Data in motion is very different. It changes, sometimes constantly. An example would be the current speed and altitude of an airplane passing through a controlled airspace. This data contains relativistic assumptions (altitudes are based on distance from the ground to the plane, but above a certain altitude planes measure their altitude based on barometric pressure so that they don’t have to constantly increase and decrease altitude to stay at the same flight level when flying over changing terrain). There is also data that is simply changing over time, such as the speed of the plane (which also can be measured in many ways, such as what the plane experiences passing through moving air vs. over a fixed point on the ground). Data in motion is fascinating. Storing it for analytical purposes is very tricky.

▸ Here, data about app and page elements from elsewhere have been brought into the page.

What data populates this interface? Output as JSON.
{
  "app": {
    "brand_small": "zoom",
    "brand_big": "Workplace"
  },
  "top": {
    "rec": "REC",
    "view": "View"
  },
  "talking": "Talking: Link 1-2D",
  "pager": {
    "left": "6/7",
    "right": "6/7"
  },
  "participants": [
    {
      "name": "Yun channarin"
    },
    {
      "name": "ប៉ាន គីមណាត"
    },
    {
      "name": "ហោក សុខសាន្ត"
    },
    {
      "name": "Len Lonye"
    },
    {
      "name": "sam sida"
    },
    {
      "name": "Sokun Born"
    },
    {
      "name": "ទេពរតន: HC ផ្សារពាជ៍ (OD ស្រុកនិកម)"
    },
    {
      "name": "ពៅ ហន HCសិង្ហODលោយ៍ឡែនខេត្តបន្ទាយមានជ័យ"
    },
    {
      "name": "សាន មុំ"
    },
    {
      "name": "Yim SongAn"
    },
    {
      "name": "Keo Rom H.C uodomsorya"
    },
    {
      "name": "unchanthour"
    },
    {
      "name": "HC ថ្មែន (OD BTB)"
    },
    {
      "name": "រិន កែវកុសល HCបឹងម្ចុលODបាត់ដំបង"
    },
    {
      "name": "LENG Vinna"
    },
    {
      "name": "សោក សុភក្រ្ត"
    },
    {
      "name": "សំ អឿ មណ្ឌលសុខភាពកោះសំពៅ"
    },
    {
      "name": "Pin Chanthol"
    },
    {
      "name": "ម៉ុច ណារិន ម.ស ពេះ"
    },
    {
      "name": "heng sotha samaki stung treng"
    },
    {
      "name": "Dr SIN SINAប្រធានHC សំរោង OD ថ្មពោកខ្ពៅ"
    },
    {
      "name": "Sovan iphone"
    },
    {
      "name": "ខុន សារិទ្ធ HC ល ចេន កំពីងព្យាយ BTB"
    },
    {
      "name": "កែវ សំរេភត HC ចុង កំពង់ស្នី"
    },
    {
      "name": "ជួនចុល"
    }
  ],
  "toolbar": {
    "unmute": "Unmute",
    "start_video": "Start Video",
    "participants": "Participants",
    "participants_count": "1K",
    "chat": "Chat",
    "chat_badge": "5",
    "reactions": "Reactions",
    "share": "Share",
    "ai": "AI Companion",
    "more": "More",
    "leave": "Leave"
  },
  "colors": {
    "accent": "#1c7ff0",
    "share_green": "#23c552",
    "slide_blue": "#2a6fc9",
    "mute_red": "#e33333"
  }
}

Of course, not all data in motion is as complicated as tracking a moving airplane. Consider data we store in a manufacturing company’s ERP. Typically, ERP’s refer to Master Data, which is data that does not change with the business activity of the organization, and Transactional Data, which does change with business activity. Examples of master data are the names and addresses of customers and vendors. If the company makes bicycles, the names of the vendors and customers don’t change specifically because they made another bicycle. Master data for the bicycle company changes because of purchasing (vendors) or sales (customers) activity. Transactional data might include in-process inventory on hand, production schedules, and quality inspection data. All of this data changes during the normal course of making bicycles.
The danger in mixing data at rest and data in motion for analytical purposes is that there is an inherent effective usefulness of any answer produced. Using our aircraft example, a computation of the increase in density of traffic over a point over the seasons of the year may be valid if we take sample data in the right way, even though the data itself is changing quite rapidly. Using our manufacturing example, computing the average number of idle workers during equipment downtime for unscheduled repair would be an equivalent example of combining data at rest and data in motion for a valid analytical purpose.
Perhaps the biggest mistake made with dynamic data is failing to consider the changing nature of data when designing an analytic approach. Storing data in motion in a repository turns it into data at rest.
Theodor Geisel captured the paradoxical nature of Time beautifully, when he wrote “How did it get so late so soon? It’s night before it’s afternoon. December is here before it’s June. My goodness how the time has flewn. How did it get so late so soon?” (n.b. at the time, he was writing as Dr. Seuss!). This brilliant and amusing rhyme seems to capture the illusive nature of time. The fact that what was true may change over time, as may our perception of the thing. So as the new year dawns and the old year passes, think about time and how we use it in drawing meaning from data.
About the Author: Anthony Scriffignano, Ph.D. SVP, Chief Data Scientist at Dun & Bradstreet. Lead the efforts to source, curate, and synthesize insight for one of the world’s largest commercial databases. Holder of several patents related to entity extraction, synthesis, and multilingual disambiguation. Anthony moderated a panel at the BIIA 10th Anniversary Conference in 2015